Take this refrigerator label as an example:
The label says that the energy consumption is 280 kWh/annum, or 280 KiloWatt Hours per year.
Now imagine you have a light bulb which has a power of 500W. This is the same as 0.5kW (half a kilowatt). Now if you leave it switched on for an hour you have consumed 0.5kWh or 0.5 kW hours. Obviously the longer you leave it switched on the more it consumes. The 500W (0.5kW) remains the same, but if you leave it switched on for 4 hours that is...
0.5kW x 4 Hours= 2kWh
1 kWh is like a quantity or volume of energy. And kWh per annum tells you how much "quantity of energy" is consumed in a year.
That number of 280kWh per year means that on average, in one year, the fridge will consume 280kWh. All fridges (and dishwashers and televisions and...) sold in the EU have to have this label, it makes comparing the various makes of fridges (and dishwashers and televisions and...) easier for the consumer.
A fridge is, in general, on all year, but what about washing machines or dishwashers? The EU specifications for the label actually tell the manufacturer the use to be considered. For example with dishwashers: "Energy consumption 'X' kWh per year, is based on 280 standard cleaning cycles using cold water fill and the consumption of the low power modes".
Since all manufacturers have to do the same calculation in the same way the consumer can see immediately which dishwasher is more efficient, compare therse two labels:
It is obviously better to buy the 198 kWh/annum dishwasher than the 987 kWh/annum (all other things being equal).
(For more on the dishwasher label click here.)
You'll notice that the numbers are whole numbers, no decimals. This is because the EU specification says annual energy consumption shall be "rounded up to the nearest integer". So if the real number was 197.1 the manufacturer must write 198, even though 197 is closer.
Some labels show kWh/60 minutes, for example air conditioners.
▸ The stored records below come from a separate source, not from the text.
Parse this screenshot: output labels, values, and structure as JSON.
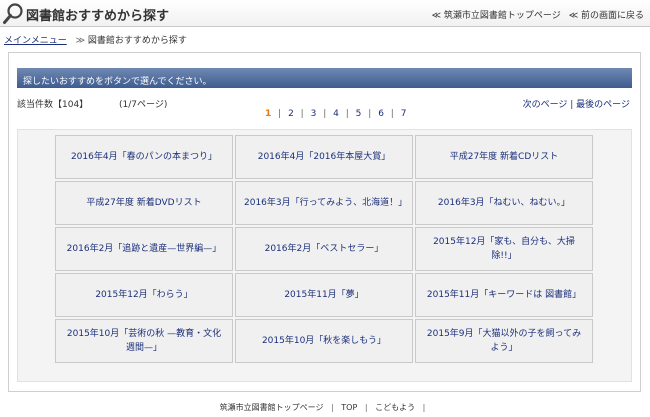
{
  "header": {
    "title": "図書館おすすめから探す",
    "links": [
      "≪ 筑瀬市立図書館トップページ",
      "≪ 前の画面に戻る"
    ]
  },
  "breadcrumb": {
    "home": "メインメニュー",
    "separator": "≫",
    "current": "図書館おすすめから探す"
  },
  "instruction": "探したいおすすめをボタンで選んでください。",
  "results": {
    "count": "該当件数【104】",
    "page_info": "(1/7ページ)",
    "next_page": "次のページ",
    "last_page": "最後のページ"
  },
  "pager": {
    "current": "1",
    "pages": [
      "2",
      "3",
      "4",
      "5",
      "6",
      "7"
    ]
  },
  "items": [
    "2016年4月「春のパンの本まつり」",
    "2016年4月「2016年本屋大賞」",
    "平成27年度 新着CDリスト",
    "平成27年度 新着DVDリスト",
    "2016年3月「行ってみよう、北海道！」",
    "2016年3月「ねむい、ねむい。」",
    "2016年2月「追跡と遺産—世界編—」",
    "2016年2月「ベストセラー」",
    "2015年12月「家も、自分も、大掃除!!」",
    "2015年12月「わらう」",
    "2015年11月「夢」",
    "2015年11月「キーワードは 図書館」",
    "2015年10月「芸術の秋 —教育・文化週間—」",
    "2015年10月「秋を楽しもう」",
    "2015年9月「大猫以外の子を飼ってみよう」"
  ],
  "footer": {
    "links": [
      "筑瀬市立図書館トップページ",
      "TOP",
      "こどもよう"
    ],
    "separator": "|"
  },
  "colors": {
    "bar_gradient_top": "#6f89b3",
    "bar_gradient_bottom": "#3f5c8f",
    "link": "#1b2f7a",
    "current_page": "#e07a10"
  },
  "icons": {
    "logo": "magnifier-icon"
  }
}
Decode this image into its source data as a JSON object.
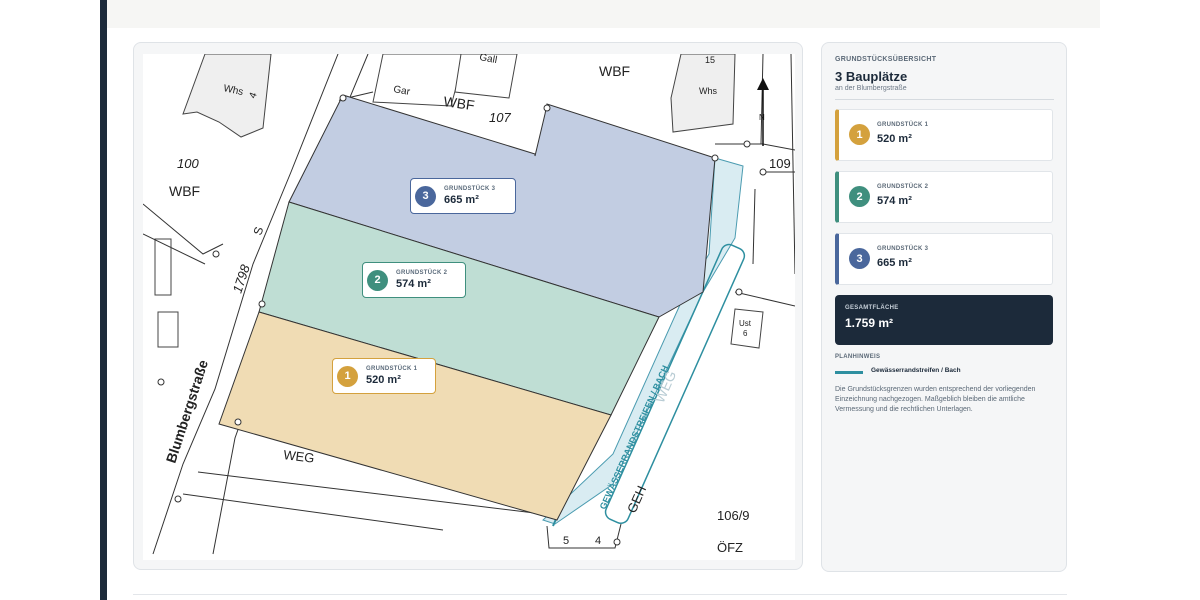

The energy consumption (the "quantity" of energy used) is given per hour and not per year.